Not only Baltimore, but the entirety of Maryland found itself divided between Northern and Southern sympathies. George William Brown, the Mayor of Baltimore at the time stated that “Her [Maryland’s] loyalties were divided between the North and the South, with a decided preponderance on the Southern side.” But in which category did Cosmo belong? The fervently pro-Secessionist letterhead atop the paper seems to indicate the latter. The wording of the letter itself, however, may suggest otherwise. “I send you on this a sample of the ‘Secession Flag’ – you will see it looks a little like our Star Spangled Banner”.  An ardent secessionist would not include the possessive “our” in mentioning the American flag. However, when one looks a little further into the letter, we see that Cosmo Mackenzie seemed angered by the fact that the bombardment of Fort Sumter happened at all. “Had Lincoln taken the advice of General Scott all this would have been prevented,” Mackenzie declares in reference to the advice offered that the installation be left to Confederate forces. Cosmo’s misgivings towards Lincoln were far from unique in Maryland: 2,294 out of 92,502 total votes – just shy of 2.5% — were cast for Lincoln in the state. Continue reading “A City Divided: Cosmo Mackenzie and Baltimore on the Eve of Civil War”

Baltimore on the Border: The Occupation

By Kevin Lavery ’16

Why is “Maryland” like a blind bird – because she can’t ‘See-Seed’ (Secede)
-Joke told by Samuel Epes Turner, Jr. to his father

Though Baltimore and Maryland were preserved for the Union, it was a victory won at gunpoint. Historian Harry Ezratty describes one occasion when Governor Dix, Butler’s successor in the Middle Department, demonstrated “a genuine display of gentlemanly tactfulness” and Victorian cunning when he invited overly influential local ladies to discuss matters of the occupation. According to his memoirs, he then pointed to a gun stationed at Fort McHenry and diplomatically asked his guests where it was directed. They observed that it was pointed to Battle Monument Square: a site of local importance commemorating the War of 1812. He promised them that if they stopped sowing the seeds of insurrection, there would be no more trouble. Otherwise, “that gun is the first that I shall fire.”

Tuner 2.1

Continue reading “Baltimore on the Border: The Occupation”

Baltimore on the Border: First Blood

By Kevin Lavery ’16

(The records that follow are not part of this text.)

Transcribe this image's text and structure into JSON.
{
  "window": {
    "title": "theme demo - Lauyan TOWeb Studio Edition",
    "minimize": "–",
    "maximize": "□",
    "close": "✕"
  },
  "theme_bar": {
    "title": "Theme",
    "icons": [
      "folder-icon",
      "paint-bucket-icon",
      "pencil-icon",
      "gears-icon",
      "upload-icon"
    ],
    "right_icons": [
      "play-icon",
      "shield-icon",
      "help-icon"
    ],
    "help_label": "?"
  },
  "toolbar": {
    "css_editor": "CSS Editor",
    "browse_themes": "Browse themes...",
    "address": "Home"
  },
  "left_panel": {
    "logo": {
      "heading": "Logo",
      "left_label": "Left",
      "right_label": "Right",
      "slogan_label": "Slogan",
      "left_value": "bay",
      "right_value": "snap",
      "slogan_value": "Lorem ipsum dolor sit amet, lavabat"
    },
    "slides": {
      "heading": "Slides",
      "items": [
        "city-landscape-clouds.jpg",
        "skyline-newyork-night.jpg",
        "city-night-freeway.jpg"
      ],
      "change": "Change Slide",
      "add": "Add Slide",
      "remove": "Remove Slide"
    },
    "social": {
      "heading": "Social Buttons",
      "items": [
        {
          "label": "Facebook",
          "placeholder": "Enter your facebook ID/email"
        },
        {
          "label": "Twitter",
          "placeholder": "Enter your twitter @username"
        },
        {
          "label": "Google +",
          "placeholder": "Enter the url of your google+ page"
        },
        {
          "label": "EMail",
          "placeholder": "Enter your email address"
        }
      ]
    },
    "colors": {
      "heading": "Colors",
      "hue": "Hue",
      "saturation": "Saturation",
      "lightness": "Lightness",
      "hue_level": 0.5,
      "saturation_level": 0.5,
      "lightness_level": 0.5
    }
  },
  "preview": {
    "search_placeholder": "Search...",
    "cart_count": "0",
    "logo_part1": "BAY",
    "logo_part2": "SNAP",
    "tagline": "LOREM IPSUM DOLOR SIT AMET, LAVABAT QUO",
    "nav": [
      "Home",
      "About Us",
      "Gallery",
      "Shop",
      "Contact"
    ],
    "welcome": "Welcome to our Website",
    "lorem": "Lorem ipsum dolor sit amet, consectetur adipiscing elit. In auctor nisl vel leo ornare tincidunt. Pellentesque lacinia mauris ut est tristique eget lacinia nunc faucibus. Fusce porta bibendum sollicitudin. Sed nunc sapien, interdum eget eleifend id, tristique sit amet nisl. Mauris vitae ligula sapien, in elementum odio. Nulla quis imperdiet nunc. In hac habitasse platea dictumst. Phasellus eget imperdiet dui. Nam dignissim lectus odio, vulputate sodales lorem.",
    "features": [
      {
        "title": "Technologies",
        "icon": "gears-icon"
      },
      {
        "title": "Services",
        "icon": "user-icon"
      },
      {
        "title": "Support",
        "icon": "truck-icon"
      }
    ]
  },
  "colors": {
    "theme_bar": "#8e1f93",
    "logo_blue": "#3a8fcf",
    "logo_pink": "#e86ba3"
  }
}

Avenge the patriotic gore
That flecked the streets of Baltimore…
-Maryland, My Maryland

In the study of the Civil War, the violence between brothers, neighbors, and countrymen is most frequently explored through the eyes of great armies clashing on the field of battle. But in the American Civil War, as in any modern conflict and especially those dividing a people amongst themselves, a citizen did not have to wear blue or grey to feel passionately about the war. In Baltimore, Mayor George William Brown and paper merchant Samuel Epes Turner, took strikingly different stances on the war despite their geographical proximity to the fighting. Fort Sumter may have seen the first shots of the war, but the infamy of first blood belongs to the civilians of Baltimore and the Union soldiers they confronted.

As a border state that was considered by Brown to be “neither dead nor asleep on the subject of slavery,” Maryland found itself sharply divided in loyalty. Brown, a Confederate sympathizer, reasoned that “the house of every man is his castle, and he may defend it to the death against all aggressors.” Epes, meanwhile, was “almost ashamed . . . that in this age of the world, enough men could be found to break up such a government as ours.” He was not representative of most Baltimoreans. In general, Maryland – especially in its most eastern reaches – was initially inclined toward ambivalence or the South.


Continue reading “Baltimore on the Border: First Blood”